Yemen said on Saturday it would halt operations for the Muslim holiday of Eid al-Fitr in a war with northern rebels that saw dozens die this week, prompting calls for the government to better protect civilians.
"The government will cease military operations in the north western regions from this point forward," a statement in state media said, repeating demands insurgents return territory under their control and submit to central government authority.
It also said the suspension would become a permanent ceasefire if the rebels abided by certain conditions.
The Eid al-Fitr, which marks the end of the holy month of Ramadan, is expected to start on Sunday and last for three days. The statement said the ceasefire would start Saturday.
Abdul-Malik al-Houthi, leader of the rebels of the Shiite Zaydi Muslim sect in Saada and Amran provinces said they were ready to halt the fighting and called on the government to release prisoners held for four years.
A statement on the rebels' website said that on Friday the army had carried out three air raids and blown up houses in Saada city, which is under government control.
Around 87 people died on Wednesday in an air raid at a makeshift camp for displaced persons in Saada province, and two days earlier a market in the town of al-Talh was bombed.
The incidents met with wide condemnation from aid organizations and Yemeni rights groups. The United Nations top human rights official called on Yemen to carry out its obligation to civilians.
Accusations of war crimes
The leader of the former south Yemen republic -- exiled after a war with President Ali Abdullah Saleh's forces in 1994 -- told a gathering of southern separatists that Saleh's government had committed a war crime.
The government accuses the rebels of seeking to restore the Zaydi Shiite imamate which was overthrown in a 1962 coup that sparked eight years of civil war.
The government in Sanaa says the rebels, referred to as Houthis after their clan leaders, want to restore a Shiite state that fell in the 1960s.
The army launched operation Scorched Earth against the rebels on Aug. 11, and relief groups warned of worsening humanitarian conditions among the tens of thousands of civilians forced from their homes by the fighting.
U.N. aid agencies say around 150,000 people have been made refugees since the fighting first began in 2004. They launched an appeal in Geneva last month for $23.5 million to help Yemen.

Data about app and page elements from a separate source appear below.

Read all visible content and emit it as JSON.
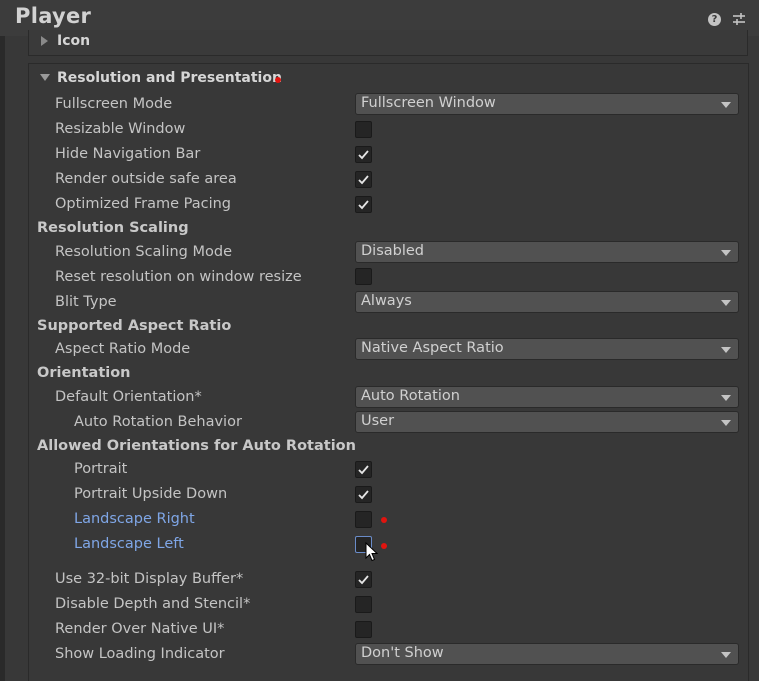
{
  "header": {
    "title": "Player",
    "help_glyph": "?"
  },
  "icon_section": {
    "title": "Icon"
  },
  "resolution_section": {
    "title": "Resolution and Presentation"
  },
  "fields": {
    "fullscreen_mode": {
      "label": "Fullscreen Mode",
      "value": "Fullscreen Window"
    },
    "resizable_window": {
      "label": "Resizable Window",
      "checked": false
    },
    "hide_navigation_bar": {
      "label": "Hide Navigation Bar",
      "checked": true
    },
    "render_outside_safe_area": {
      "label": "Render outside safe area",
      "checked": true
    },
    "optimized_frame_pacing": {
      "label": "Optimized Frame Pacing",
      "checked": true
    },
    "resolution_scaling_header": "Resolution Scaling",
    "resolution_scaling_mode": {
      "label": "Resolution Scaling Mode",
      "value": "Disabled"
    },
    "reset_resolution": {
      "label": "Reset resolution on window resize",
      "checked": false
    },
    "blit_type": {
      "label": "Blit Type",
      "value": "Always"
    },
    "supported_aspect_header": "Supported Aspect Ratio",
    "aspect_ratio_mode": {
      "label": "Aspect Ratio Mode",
      "value": "Native Aspect Ratio"
    },
    "orientation_header": "Orientation",
    "default_orientation": {
      "label": "Default Orientation*",
      "value": "Auto Rotation"
    },
    "auto_rotation_behavior": {
      "label": "Auto Rotation Behavior",
      "value": "User"
    },
    "allowed_orientations_header": "Allowed Orientations for Auto Rotation",
    "portrait": {
      "label": "Portrait",
      "checked": true
    },
    "portrait_upside_down": {
      "label": "Portrait Upside Down",
      "checked": true
    },
    "landscape_right": {
      "label": "Landscape Right",
      "checked": false
    },
    "landscape_left": {
      "label": "Landscape Left",
      "checked": false
    },
    "use_32bit_buffer": {
      "label": "Use 32-bit Display Buffer*",
      "checked": true
    },
    "disable_depth_stencil": {
      "label": "Disable Depth and Stencil*",
      "checked": false
    },
    "render_over_native_ui": {
      "label": "Render Over Native UI*",
      "checked": false
    },
    "show_loading_indicator": {
      "label": "Show Loading Indicator",
      "value": "Don't Show"
    }
  },
  "colors": {
    "background": "#383838",
    "field_bg": "#515151",
    "checkbox_bg": "#252525",
    "modified_dot": "#e0140f",
    "hover_label": "#7fa6e6"
  }
}
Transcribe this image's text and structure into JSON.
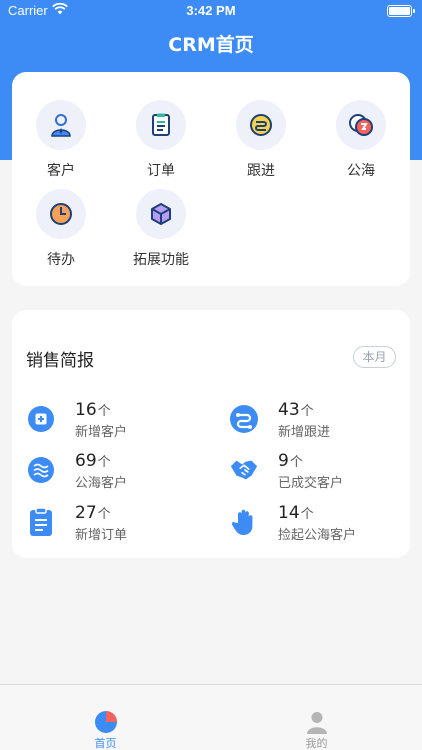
{
  "status_bar": {
    "carrier": "Carrier",
    "time": "3:42 PM"
  },
  "nav": {
    "title": "CRM首页"
  },
  "menu": {
    "items": [
      {
        "label": "客户",
        "icon": "customer-icon"
      },
      {
        "label": "订单",
        "icon": "order-icon"
      },
      {
        "label": "跟进",
        "icon": "follow-up-icon"
      },
      {
        "label": "公海",
        "icon": "public-pool-icon"
      },
      {
        "label": "待办",
        "icon": "todo-clock-icon"
      },
      {
        "label": "拓展功能",
        "icon": "extension-cube-icon"
      }
    ]
  },
  "report": {
    "title": "销售简报",
    "period": "本月",
    "stats": [
      {
        "value": "16",
        "unit": "个",
        "label": "新增客户",
        "icon": "add-customer-icon"
      },
      {
        "value": "43",
        "unit": "个",
        "label": "新增跟进",
        "icon": "follow-up-flow-icon"
      },
      {
        "value": "69",
        "unit": "个",
        "label": "公海客户",
        "icon": "waves-icon"
      },
      {
        "value": "9",
        "unit": "个",
        "label": "已成交客户",
        "icon": "handshake-icon"
      },
      {
        "value": "27",
        "unit": "个",
        "label": "新增订单",
        "icon": "clipboard-icon"
      },
      {
        "value": "14",
        "unit": "个",
        "label": "捡起公海客户",
        "icon": "hand-icon"
      }
    ]
  },
  "tabbar": {
    "tabs": [
      {
        "label": "首页",
        "icon": "pie-chart-icon",
        "active": true
      },
      {
        "label": "我的",
        "icon": "person-icon",
        "active": false
      }
    ]
  },
  "colors": {
    "brand": "#3d8cf6",
    "accent_orange": "#f5a15a",
    "accent_red": "#f4645a"
  }
}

Thousands are staying in tented camps in mountainous territory.
Media have had difficulty accessing the conflict zone and verifying conflicting reports from each side.